When insurance company Länsförsäkringar called up 1,000 Swedes between the ages of 20 and 69, two out of ten households with an income of 55,000 kronor per month before tax said they wouldn’t manage for more than one month with their savings.
As well as 25 percent respondents admitting to less than 10,000 kronor in the piggy bank, a further 13 percent claimed to have no savings at all.
Meanwhile, very third household has savings of between 70,000 and 120,000 kronor.
Rikard Josefson, CEO of Länsförsäkringar, believes that a tax-favoured saving scheme for amounts up to 50,000 kronor would be a model that could increase
Swedes’ desire to build up buffers.
“We already know that tax incentives make a big impact on savings,” Josefson told Dagens Industry newspaper.
Furthermore, Josefson believes that there is a danger for the many Swedes who use their homes as a financial buffer.

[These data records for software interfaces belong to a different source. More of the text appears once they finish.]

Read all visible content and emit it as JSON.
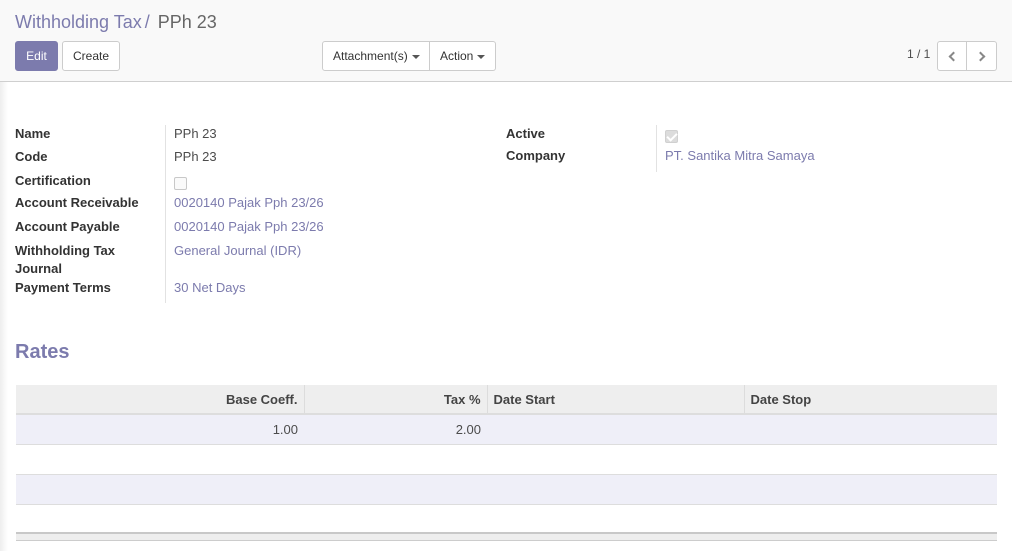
{
  "breadcrumb": {
    "parent": "Withholding Tax",
    "separator": "/",
    "current": "PPh 23"
  },
  "buttons": {
    "edit": "Edit",
    "create": "Create",
    "attachments": "Attachment(s)",
    "action": "Action"
  },
  "pager": {
    "value": "1 / 1",
    "prev_icon": "chevron-left-icon",
    "next_icon": "chevron-right-icon"
  },
  "form": {
    "left_fields": [
      {
        "label": "Name",
        "value": "PPh 23",
        "type": "text"
      },
      {
        "label": "Code",
        "value": "PPh 23",
        "type": "text"
      },
      {
        "label": "Certification",
        "value": false,
        "type": "checkbox"
      },
      {
        "label": "Account Receivable",
        "value": "0020140 Pajak Pph 23/26",
        "type": "link"
      },
      {
        "label": "Account Payable",
        "value": "0020140 Pajak Pph 23/26",
        "type": "link"
      },
      {
        "label": "Withholding Tax Journal",
        "value": "General Journal (IDR)",
        "type": "link"
      },
      {
        "label": "Payment Terms",
        "value": "30 Net Days",
        "type": "link"
      }
    ],
    "right_fields": [
      {
        "label": "Active",
        "value": true,
        "type": "checkbox"
      },
      {
        "label": "Company",
        "value": "PT. Santika Mitra Samaya",
        "type": "link"
      }
    ]
  },
  "rates": {
    "title": "Rates",
    "columns": [
      "Base Coeff.",
      "Tax %",
      "Date Start",
      "Date Stop"
    ],
    "rows": [
      {
        "base_coeff": "1.00",
        "tax_pct": "2.00",
        "date_start": "",
        "date_stop": ""
      }
    ]
  },
  "colors": {
    "accent": "#7c7bad",
    "row_highlight": "#efeff8",
    "header_bg": "#eeeeee"
  }
}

“It is no longer possible to assume that house prices will rise in the same way asthey have during the last 10 to 15 years,” he told the paper.